Similar to the needs of Prescott weed control, Prescott suffers from a few weeds more common than others. Here is a list of Prescott, AZ’s top five weed problems:
Introduced Weeds – weeds that came from other parts of the globe with human intervention.
Native Weeds – weeds that were not introduced but existed in Arizona prior to American settlers
Invasive Weeds – weeds that will spread and overtake landscape
Noxious Weeds – unpleasant, aggressive, and harmful.
Native weeds to Arizona are weeds that existed in Arizona prior to human civilization. Weeds like the saltbush, carelessweed, desertholly, and povertyweed are all native. As most of Prescott is dry desert, the list of known native weeds is very limited.
Introduced weeds generate most of the problematic weeds in Arizona today. Humans have created this mess of weeds we now battle. From English nutsedge to our favorite lawn covering bermuda grass. None of these plants are native to Arizona. Some of these plants were introduced by accident. Others were intentionally introduced. Because most of these plants don’t have natural predators they become invasive and noxious weeds. As homeowners add an abundance of water to what was once a dry desert, these plants suck up water and beat out the native competition.

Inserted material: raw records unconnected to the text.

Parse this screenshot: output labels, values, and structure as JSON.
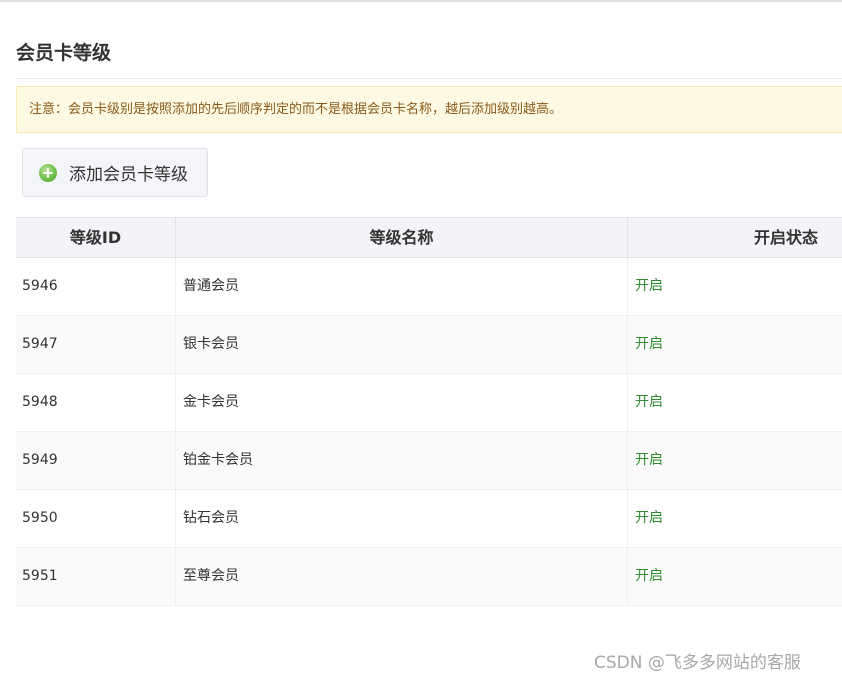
{
  "page": {
    "title": "会员卡等级"
  },
  "notice": {
    "text": "注意：会员卡级别是按照添加的先后顺序判定的而不是根据会员卡名称，越后添加级别越高。"
  },
  "toolbar": {
    "add_label": "添加会员卡等级",
    "add_icon": "plus-circle-icon"
  },
  "table": {
    "columns": [
      "等级ID",
      "等级名称",
      "开启状态"
    ],
    "rows": [
      {
        "id": "5946",
        "name": "普通会员",
        "status": "开启"
      },
      {
        "id": "5947",
        "name": "银卡会员",
        "status": "开启"
      },
      {
        "id": "5948",
        "name": "金卡会员",
        "status": "开启"
      },
      {
        "id": "5949",
        "name": "铂金卡会员",
        "status": "开启"
      },
      {
        "id": "5950",
        "name": "钻石会员",
        "status": "开启"
      },
      {
        "id": "5951",
        "name": "至尊会员",
        "status": "开启"
      }
    ]
  },
  "colors": {
    "status_enabled": "#2e8b2e",
    "notice_background": "#fdf9e3",
    "notice_text": "#8a5a1b"
  },
  "watermark": {
    "text": "CSDN @飞多多网站的客服"
  }
}
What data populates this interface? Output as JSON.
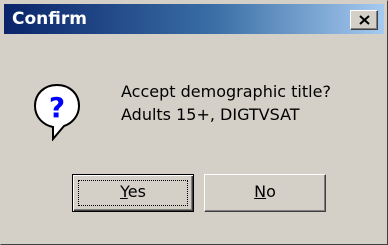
{
  "window": {
    "title": "Confirm",
    "close_glyph": "×"
  },
  "icon": {
    "name": "question-icon",
    "glyph": "?"
  },
  "message": {
    "line1": "Accept demographic title?",
    "line2": "Adults 15+, DIGTVSAT"
  },
  "buttons": {
    "yes": {
      "mnemonic": "Y",
      "rest": "es"
    },
    "no": {
      "mnemonic": "N",
      "rest": "o"
    }
  },
  "colors": {
    "titlebar_start": "#0a246a",
    "titlebar_end": "#a6caf0",
    "face": "#d4d0c8",
    "icon_blue": "#0000ff"
  }
}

The iconic Tumbleweed of Arizona is not native! The most common tumbleweed is the Russian Thistle (Kali tragus), which was introduced to Arizona via seeds found in agriculture shipments of flaxseed. That’s right, our common Prescott Tumbleweed is from Russia.